Industry groups have largely welcomed chancellor George Osborne’s promise to give "power to the people" by handing local authorities control over £26bn in revenues from business rates, fuelling speculation that Osborne is the front-runner to be the next Conservative leader.
In a surprise announcement in his speech at the Conservative party conference in Manchester yesterday, Osborne vowed to spark a "devolution revolution" by allowing local governments to keep the rates they collect from business.
Councils currently collect business rates, which are sent to Whitehall and then redistributed back to local authorities - but only after a significant cut has been taken for the national government.
The chancellor said that the government will scrap the practice altogether.
In a further effort to devolve power, Osborne also said that the government was going to abolish the so-called uniform business rate - a fixed national tax rate imposed on every council - entirely, so that smaller areas could cut rates to boost competitiveness and larger cities could add a premium to generate revenues to pay for infrastructure and other building projects.
Federation of Small Businesses (FSB) national chairman John Allan said the announcement presented a “huge opportunity for local authorities and business to work together to boost local growth, develop a fairer tax system and create the jobs of the future.”
ICAEW chief executive Michael Izza said the plan was a “good win for champions of devolution” and “could help to pave the way for greater competition”, while Institute of Directors (IoD) director general Simon Walker said businesses were “excited about the prospects for devolution”.
Osborne’s speech -- on the same day as a new poll showing that he is the favourite among Conservatives to be the party’s next leader -- revived speculation that the chancellor is the most-likely successor Prime Minister David Cameron.
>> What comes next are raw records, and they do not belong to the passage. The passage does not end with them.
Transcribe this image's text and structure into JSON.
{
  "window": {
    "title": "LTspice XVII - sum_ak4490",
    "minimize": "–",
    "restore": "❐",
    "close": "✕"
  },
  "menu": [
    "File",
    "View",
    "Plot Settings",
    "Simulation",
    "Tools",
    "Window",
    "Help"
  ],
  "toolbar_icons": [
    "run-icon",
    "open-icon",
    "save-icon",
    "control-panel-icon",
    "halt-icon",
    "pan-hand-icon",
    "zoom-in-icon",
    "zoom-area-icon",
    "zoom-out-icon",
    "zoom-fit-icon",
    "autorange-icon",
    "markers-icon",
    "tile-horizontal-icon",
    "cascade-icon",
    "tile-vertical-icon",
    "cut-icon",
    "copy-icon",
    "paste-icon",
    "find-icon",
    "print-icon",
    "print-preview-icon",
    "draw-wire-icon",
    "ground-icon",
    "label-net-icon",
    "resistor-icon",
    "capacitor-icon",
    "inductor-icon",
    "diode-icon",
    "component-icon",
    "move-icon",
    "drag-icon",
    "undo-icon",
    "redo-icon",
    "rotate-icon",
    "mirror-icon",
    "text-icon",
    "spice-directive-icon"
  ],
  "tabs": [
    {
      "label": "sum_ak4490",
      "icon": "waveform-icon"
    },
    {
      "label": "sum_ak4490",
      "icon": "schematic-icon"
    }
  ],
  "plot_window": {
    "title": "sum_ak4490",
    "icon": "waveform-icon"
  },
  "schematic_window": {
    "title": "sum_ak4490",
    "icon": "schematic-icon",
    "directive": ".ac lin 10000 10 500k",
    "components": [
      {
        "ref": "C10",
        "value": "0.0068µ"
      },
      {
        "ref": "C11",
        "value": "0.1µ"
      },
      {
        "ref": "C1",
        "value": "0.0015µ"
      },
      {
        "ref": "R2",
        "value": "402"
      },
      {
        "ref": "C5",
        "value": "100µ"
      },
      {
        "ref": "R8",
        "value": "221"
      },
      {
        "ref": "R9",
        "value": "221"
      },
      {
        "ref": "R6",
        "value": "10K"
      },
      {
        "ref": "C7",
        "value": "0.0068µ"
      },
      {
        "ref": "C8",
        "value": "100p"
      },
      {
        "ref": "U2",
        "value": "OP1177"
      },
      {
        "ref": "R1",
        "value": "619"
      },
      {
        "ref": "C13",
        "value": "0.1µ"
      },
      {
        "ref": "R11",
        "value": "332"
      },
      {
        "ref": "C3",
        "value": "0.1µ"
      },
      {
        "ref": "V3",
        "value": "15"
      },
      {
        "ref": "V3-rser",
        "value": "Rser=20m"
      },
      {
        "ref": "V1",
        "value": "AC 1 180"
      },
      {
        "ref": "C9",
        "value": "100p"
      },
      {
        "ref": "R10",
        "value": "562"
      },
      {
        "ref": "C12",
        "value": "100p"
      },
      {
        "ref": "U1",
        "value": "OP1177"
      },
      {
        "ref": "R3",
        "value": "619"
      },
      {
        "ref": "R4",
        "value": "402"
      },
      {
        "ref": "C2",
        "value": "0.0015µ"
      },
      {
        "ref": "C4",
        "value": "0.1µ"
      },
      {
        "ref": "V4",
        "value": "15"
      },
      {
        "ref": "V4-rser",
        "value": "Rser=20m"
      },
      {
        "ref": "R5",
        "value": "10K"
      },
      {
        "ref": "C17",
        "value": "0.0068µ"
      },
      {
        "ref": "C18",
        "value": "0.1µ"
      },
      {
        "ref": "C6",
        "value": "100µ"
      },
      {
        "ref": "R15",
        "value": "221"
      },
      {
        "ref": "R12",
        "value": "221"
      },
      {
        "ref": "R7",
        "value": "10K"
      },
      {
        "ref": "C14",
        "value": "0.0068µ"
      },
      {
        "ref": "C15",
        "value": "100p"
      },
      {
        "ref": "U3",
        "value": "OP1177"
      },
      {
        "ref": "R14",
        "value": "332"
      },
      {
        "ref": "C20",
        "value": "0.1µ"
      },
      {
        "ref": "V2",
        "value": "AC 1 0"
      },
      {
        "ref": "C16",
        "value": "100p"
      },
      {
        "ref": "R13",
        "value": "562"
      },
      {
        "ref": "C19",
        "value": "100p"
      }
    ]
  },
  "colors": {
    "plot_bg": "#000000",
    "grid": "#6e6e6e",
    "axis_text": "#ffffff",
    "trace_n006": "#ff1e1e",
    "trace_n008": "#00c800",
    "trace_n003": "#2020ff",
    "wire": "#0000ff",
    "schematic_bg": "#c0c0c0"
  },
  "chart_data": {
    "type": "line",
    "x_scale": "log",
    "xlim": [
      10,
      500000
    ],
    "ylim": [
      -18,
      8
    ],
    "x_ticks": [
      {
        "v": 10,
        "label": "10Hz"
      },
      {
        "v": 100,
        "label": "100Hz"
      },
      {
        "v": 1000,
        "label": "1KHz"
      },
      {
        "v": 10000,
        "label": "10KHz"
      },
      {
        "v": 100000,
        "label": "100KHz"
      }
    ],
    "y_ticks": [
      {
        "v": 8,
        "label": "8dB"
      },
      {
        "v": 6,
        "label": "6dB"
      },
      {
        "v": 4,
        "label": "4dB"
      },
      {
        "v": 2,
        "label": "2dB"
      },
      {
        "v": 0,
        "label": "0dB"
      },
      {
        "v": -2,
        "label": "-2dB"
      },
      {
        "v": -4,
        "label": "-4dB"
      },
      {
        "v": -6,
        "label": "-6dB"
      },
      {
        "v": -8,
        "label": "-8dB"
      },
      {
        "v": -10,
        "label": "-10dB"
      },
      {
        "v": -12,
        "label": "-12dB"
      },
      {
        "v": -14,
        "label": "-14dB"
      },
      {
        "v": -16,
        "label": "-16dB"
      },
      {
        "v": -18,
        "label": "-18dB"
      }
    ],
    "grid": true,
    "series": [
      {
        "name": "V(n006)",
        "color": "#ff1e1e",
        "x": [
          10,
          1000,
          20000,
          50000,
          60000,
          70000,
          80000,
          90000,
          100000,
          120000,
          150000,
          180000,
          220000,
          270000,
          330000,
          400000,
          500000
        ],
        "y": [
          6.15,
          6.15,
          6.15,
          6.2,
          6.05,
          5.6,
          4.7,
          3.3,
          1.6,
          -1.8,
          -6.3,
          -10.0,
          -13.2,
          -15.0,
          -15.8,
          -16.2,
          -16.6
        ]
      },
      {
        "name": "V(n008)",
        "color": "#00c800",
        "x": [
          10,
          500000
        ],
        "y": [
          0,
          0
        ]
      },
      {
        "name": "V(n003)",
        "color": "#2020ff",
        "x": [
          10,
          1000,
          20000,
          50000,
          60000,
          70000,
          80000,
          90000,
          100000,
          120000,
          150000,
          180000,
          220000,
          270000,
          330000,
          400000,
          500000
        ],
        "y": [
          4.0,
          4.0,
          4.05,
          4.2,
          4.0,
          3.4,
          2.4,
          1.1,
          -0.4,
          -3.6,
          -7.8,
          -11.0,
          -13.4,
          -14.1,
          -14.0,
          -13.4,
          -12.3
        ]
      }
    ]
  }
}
The poll, conducted by the Conservative Home website, found that 32 per cent of Tories support Osborne, compared to 17 per cent backing business secretary Sajid Javid. Meanwhile 15 per cent of respondents said they would support home secretary Theresa May, followed by 14 per cent for London mayor Boris Johnson.